Military history buffs may know Hue as one of the hardest fought stretches of territory (Hamburger Hill and Ke Sanh Ridge are both nearby) in the Vietnam War, but it’s had a much longer, more storied history than that, serving as the imperial capital of the nation for centuries beforehand.
The city itself is surrounded by imposing walls, with the Imperial Citadel lying within those along with a series of palaces and temples. Today, they are being restored piecemeal, as a large portion of them were leveled by the fighting and only gradually cleaned up and rebuilt. When I visited it in the afternoon, unfortunately it was pouring down rain, but that added a bit of a romantic element, particularly where restoration hadn’t yet been completed.
The Imperial Complex itself is quite large, with many alleyways and hidden nooks and crannies to explore, some rebuilt and some in ruin. My favorite was the Empress’s Home, Truong Sanh, with a series of pavilions, rocky ponds, and moats surrounding the main building.
After exploring this, I took a push bike tour inside the walled city, most interestingly visiting Ho Chih Minh’s childhood home, which was very austere and simple and completely open to whoever wanted to wander in and pay their respects. There wasn’t even a security guard around as far as I could tell.

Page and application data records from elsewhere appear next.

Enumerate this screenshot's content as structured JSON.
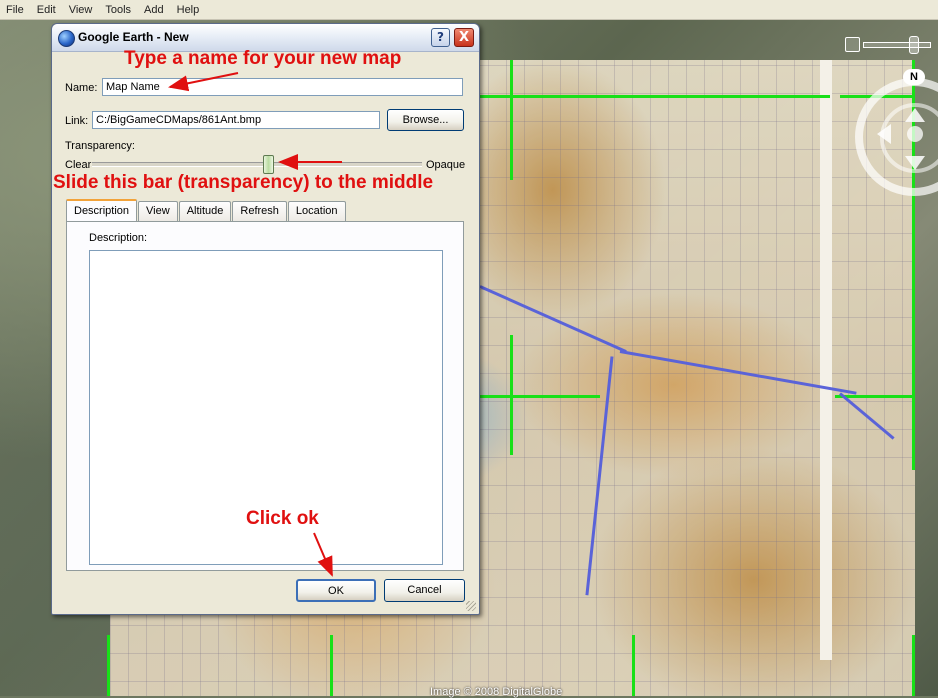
{
  "menu": {
    "items": [
      "File",
      "Edit",
      "View",
      "Tools",
      "Add",
      "Help"
    ]
  },
  "map": {
    "credit": "Image © 2008 DigitalGlobe",
    "compass_label": "N"
  },
  "dialog": {
    "title": "Google Earth - New",
    "help_label": "?",
    "close_label": "X",
    "name_label": "Name:",
    "name_value": "Map Name",
    "link_label": "Link:",
    "link_value": "C:/BigGameCDMaps/861Ant.bmp",
    "browse_label": "Browse...",
    "transparency_label": "Transparency:",
    "transparency_min": "Clear",
    "transparency_max": "Opaque",
    "transparency_value": 0.5,
    "tabs": [
      "Description",
      "View",
      "Altitude",
      "Refresh",
      "Location"
    ],
    "active_tab": "Description",
    "description_label": "Description:",
    "description_value": "",
    "ok_label": "OK",
    "cancel_label": "Cancel"
  },
  "annotations": {
    "name_hint": "Type a name for your new map",
    "slider_hint": "Slide this bar (transparency) to the middle",
    "ok_hint": "Click ok"
  },
  "colors": {
    "annotation": "#e01010",
    "grid": "#18e018",
    "river": "#5a63d8"
  },
  "icons": [
    "google-earth-logo-icon",
    "help-icon",
    "close-icon",
    "zoom-slider-icon",
    "compass-icon"
  ]
}
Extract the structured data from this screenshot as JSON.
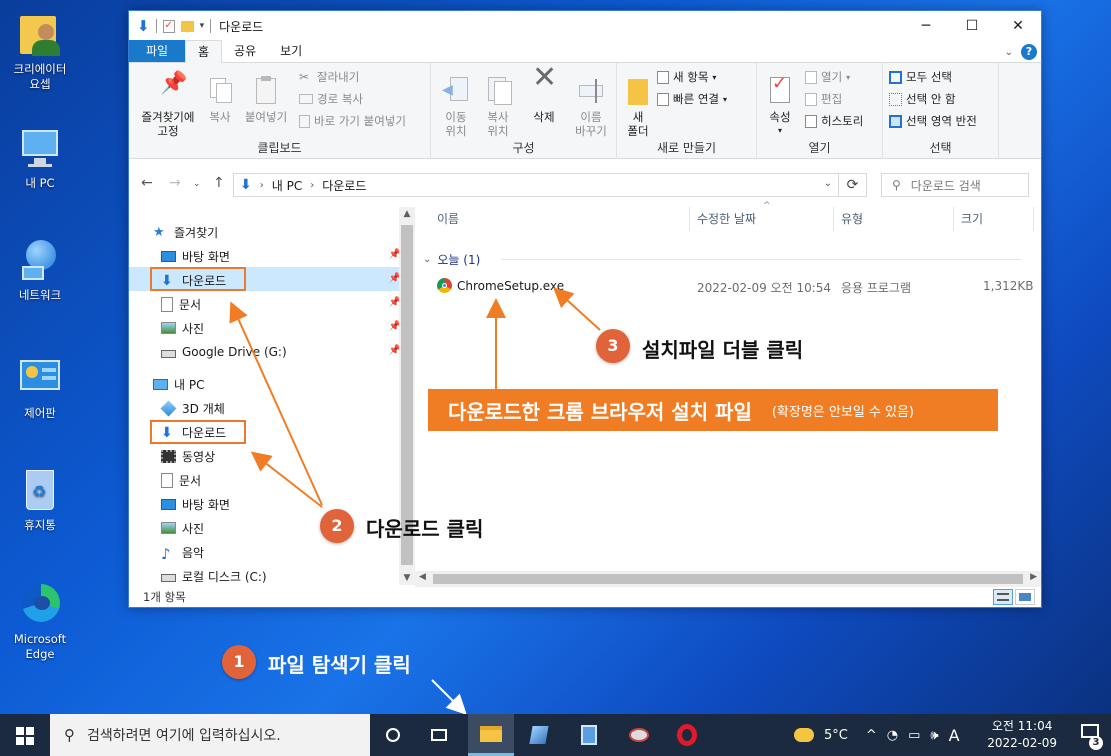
{
  "desktop": {
    "icons": [
      {
        "label": "크리에이터\n요셉"
      },
      {
        "label": "내 PC"
      },
      {
        "label": "네트워크"
      },
      {
        "label": "제어판"
      },
      {
        "label": "휴지통"
      },
      {
        "label": "Microsoft\nEdge"
      }
    ]
  },
  "window": {
    "title": "다운로드",
    "tabs": [
      "파일",
      "홈",
      "공유",
      "보기"
    ],
    "ribbon": {
      "clipboard": {
        "group": "클립보드",
        "pin": "즐겨찾기에\n고정",
        "copy": "복사",
        "paste": "붙여넣기",
        "cut": "잘라내기",
        "copy_path": "경로 복사",
        "paste_shortcut": "바로 가기 붙여넣기"
      },
      "organize": {
        "group": "구성",
        "move": "이동\n위치",
        "copy_to": "복사\n위치",
        "delete": "삭제",
        "rename": "이름\n바꾸기"
      },
      "new": {
        "group": "새로 만들기",
        "new_folder": "새\n폴더",
        "new_item": "새 항목",
        "easy_access": "빠른 연결"
      },
      "open": {
        "group": "열기",
        "properties": "속성",
        "open": "열기",
        "edit": "편집",
        "history": "히스토리"
      },
      "select": {
        "group": "선택",
        "select_all": "모두 선택",
        "select_none": "선택 안 함",
        "invert": "선택 영역 반전"
      }
    },
    "address": {
      "segments": [
        "내 PC",
        "다운로드"
      ],
      "search_placeholder": "다운로드 검색"
    },
    "nav": {
      "quick_access": "즐겨찾기",
      "quick_items": [
        "바탕 화면",
        "다운로드",
        "문서",
        "사진",
        "Google Drive (G:)"
      ],
      "this_pc": "내 PC",
      "pc_items": [
        "3D 개체",
        "다운로드",
        "동영상",
        "문서",
        "바탕 화면",
        "사진",
        "음악",
        "로컬 디스크 (C:)"
      ]
    },
    "columns": [
      "이름",
      "수정한 날짜",
      "유형",
      "크기"
    ],
    "group_header": "오늘 (1)",
    "files": [
      {
        "name": "ChromeSetup.exe",
        "modified": "2022-02-09 오전 10:54",
        "type": "응용 프로그램",
        "size": "1,312KB"
      }
    ],
    "status": "1개 항목"
  },
  "annotations": {
    "step1": {
      "num": "1",
      "text": "파일 탐색기 클릭"
    },
    "step2": {
      "num": "2",
      "text": "다운로드 클릭"
    },
    "step3": {
      "num": "3",
      "text": "설치파일 더블 클릭"
    },
    "banner_main": "다운로드한 크롬 브라우저 설치 파일",
    "banner_sub": "(확장명은 안보일 수 있음)"
  },
  "taskbar": {
    "search_placeholder": "검색하려면 여기에 입력하십시오.",
    "weather": "5°C",
    "ime": "A",
    "time": "오전 11:04",
    "date": "2022-02-09",
    "notifications": "3"
  },
  "colors": {
    "accent": "#1979ca",
    "annotation": "#e0633a",
    "banner": "#f07d24"
  }
}
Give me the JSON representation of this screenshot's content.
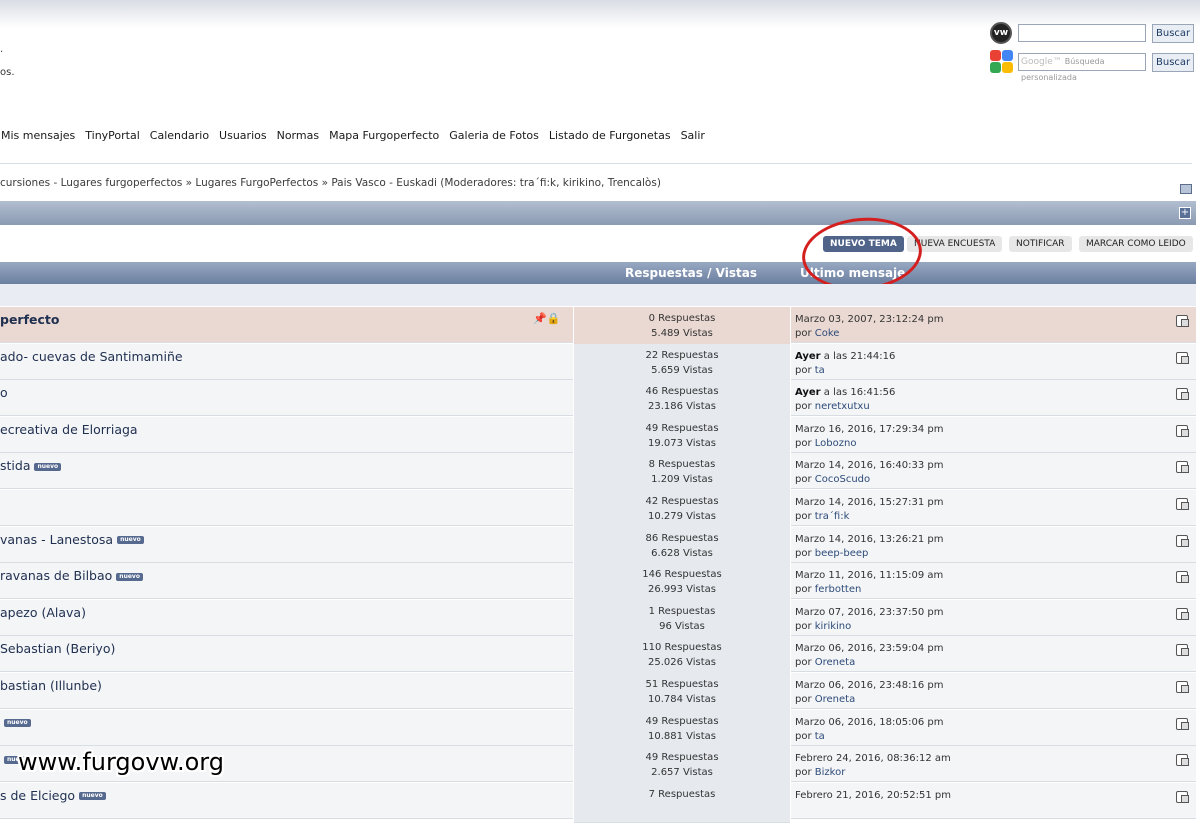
{
  "header": {
    "fragment_1": ".",
    "fragment_2": "os."
  },
  "search": {
    "site_button": "Buscar",
    "google_prefix": "Google™",
    "google_placeholder": "Búsqueda personalizada",
    "google_button": "Buscar"
  },
  "menu": [
    "Mis mensajes",
    "TinyPortal",
    "Calendario",
    "Usuarios",
    "Normas",
    "Mapa Furgoperfecto",
    "Galeria de Fotos",
    "Listado de Furgonetas",
    "Salir"
  ],
  "breadcrumb": "cursiones - Lugares furgoperfectos » Lugares FurgoPerfectos » Pais Vasco - Euskadi (Moderadores: tra´fi:k, kirikino, Trencalòs)",
  "buttons": {
    "nuevo_tema": "NUEVO TEMA",
    "nueva_encuesta": "NUEVA ENCUESTA",
    "notificar": "NOTIFICAR",
    "marcar": "MARCAR COMO LEIDO"
  },
  "table_header": {
    "replies_views": "Respuestas / Vistas",
    "last_post": "Último mensaje"
  },
  "badge_text": "nuevo",
  "topics": [
    {
      "title": "perfecto",
      "replies": "0 Respuestas",
      "views": "5.489 Vistas",
      "date_bold": "",
      "date": "Marzo 03, 2007, 23:12:24 pm",
      "author": "Coke",
      "sticky": true,
      "new": false
    },
    {
      "title": "ado- cuevas de Santimamiñe",
      "replies": "22 Respuestas",
      "views": "5.659 Vistas",
      "date_bold": "Ayer",
      "date": " a las 21:44:16",
      "author": "ta",
      "sticky": false,
      "new": false
    },
    {
      "title": "o",
      "replies": "46 Respuestas",
      "views": "23.186 Vistas",
      "date_bold": "Ayer",
      "date": " a las 16:41:56",
      "author": "neretxutxu",
      "sticky": false,
      "new": false
    },
    {
      "title": "ecreativa de Elorriaga",
      "replies": "49 Respuestas",
      "views": "19.073 Vistas",
      "date_bold": "",
      "date": "Marzo 16, 2016, 17:29:34 pm",
      "author": "Lobozno",
      "sticky": false,
      "new": false
    },
    {
      "title": "stida",
      "replies": "8 Respuestas",
      "views": "1.209 Vistas",
      "date_bold": "",
      "date": "Marzo 14, 2016, 16:40:33 pm",
      "author": "CocoScudo",
      "sticky": false,
      "new": true
    },
    {
      "title": "",
      "replies": "42 Respuestas",
      "views": "10.279 Vistas",
      "date_bold": "",
      "date": "Marzo 14, 2016, 15:27:31 pm",
      "author": "tra´fi:k",
      "sticky": false,
      "new": false
    },
    {
      "title": "vanas - Lanestosa",
      "replies": "86 Respuestas",
      "views": "6.628 Vistas",
      "date_bold": "",
      "date": "Marzo 14, 2016, 13:26:21 pm",
      "author": "beep-beep",
      "sticky": false,
      "new": true
    },
    {
      "title": "ravanas de Bilbao",
      "replies": "146 Respuestas",
      "views": "26.993 Vistas",
      "date_bold": "",
      "date": "Marzo 11, 2016, 11:15:09 am",
      "author": "ferbotten",
      "sticky": false,
      "new": true
    },
    {
      "title": "apezo (Alava)",
      "replies": "1 Respuestas",
      "views": "96 Vistas",
      "date_bold": "",
      "date": "Marzo 07, 2016, 23:37:50 pm",
      "author": "kirikino",
      "sticky": false,
      "new": false
    },
    {
      "title": "Sebastian (Beriyo)",
      "replies": "110 Respuestas",
      "views": "25.026 Vistas",
      "date_bold": "",
      "date": "Marzo 06, 2016, 23:59:04 pm",
      "author": "Oreneta",
      "sticky": false,
      "new": false
    },
    {
      "title": "bastian (Illunbe)",
      "replies": "51 Respuestas",
      "views": "10.784 Vistas",
      "date_bold": "",
      "date": "Marzo 06, 2016, 23:48:16 pm",
      "author": "Oreneta",
      "sticky": false,
      "new": false
    },
    {
      "title": "",
      "replies": "49 Respuestas",
      "views": "10.881 Vistas",
      "date_bold": "",
      "date": "Marzo 06, 2016, 18:05:06 pm",
      "author": "ta",
      "sticky": false,
      "new": true
    },
    {
      "title": "",
      "replies": "49 Respuestas",
      "views": "2.657 Vistas",
      "date_bold": "",
      "date": "Febrero 24, 2016, 08:36:12 am",
      "author": "Bizkor",
      "sticky": false,
      "new": true
    },
    {
      "title": "s de Elciego",
      "replies": "7 Respuestas",
      "views": "",
      "date_bold": "",
      "date": "Febrero 21, 2016, 20:52:51 pm",
      "author": "",
      "sticky": false,
      "new": true
    }
  ],
  "by_label": "por",
  "watermark": "www.furgovw.org"
}
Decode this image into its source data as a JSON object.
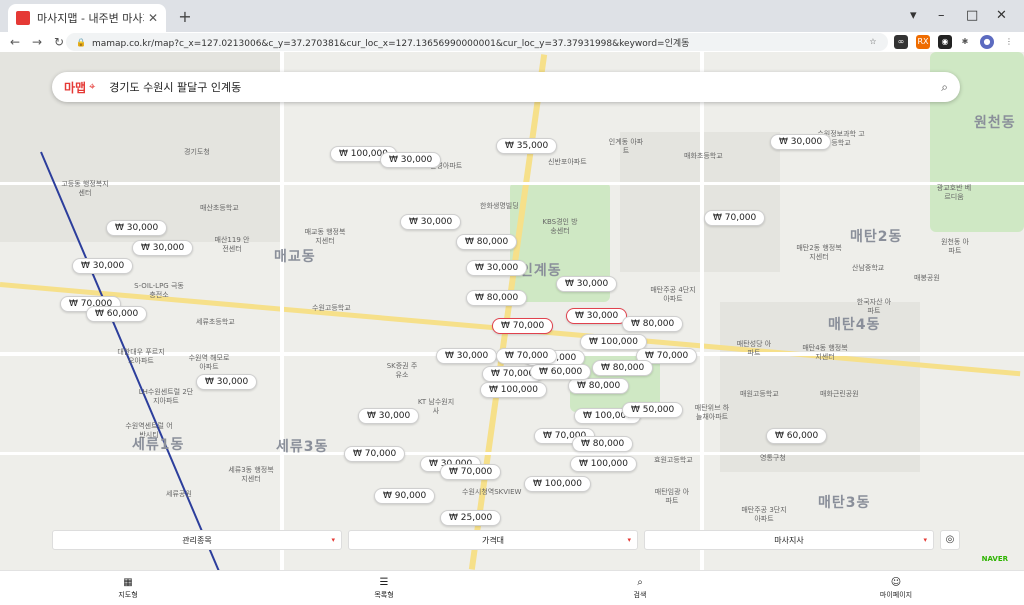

Foodwise, the big local delicacy is Bun Bo Hue, which is basically Pho on steroids- packed with different cuts of meat, especially beef, and quite good. For dinner I employed a trick I sometimes do in cheaper countries in order to avoid the touristy restaurants and get a taste of real local food- I asked my moto driver where good food was and ended up buying him dinner as he showed me different things. The result was a kind of streetside buffet, with veggies, meat, and seafood all present, and all quite delicious.
The other big attraction in Hue are the Imperial Tombs that are scattered along the Perfume River outside of the city. Earlier in the day I had contracted a moto driver to take me around to a few. Some of them, like Khai Dinh’s, are small but imposing and ornately decorated, while others, like Minh Mang’s, Thieu Tri’s, and Tu Duc’s are much larger, but comparatively modest as far as the tombs themselves go. Minh Mang’s is probably the most interesting of the tombs, situated in a sprawling, beautiful park full of moats and small tombs.
Thieu Tri’s, though, had another interesting sight- a Vietnamese wedding party in traditional dress taking pictures in the drizzling rain.
After the tombs, we stopped by an old Vietnam War-era American bunker overlooking the Perfume River. It was quiet and dark, and even a bit spooky. If ghosts somehow exist, this spot is as good a candidate as any to have a few.
My last stop on the tour was the Thien Mu Pagoda- a large, very picturesque temple with a gorgeous location- overlooking the Perfume River and the surrounding rural countryside.
It cemented Hue as one of my favorite stops so far on the trip, and a place I’d like to return one day if can.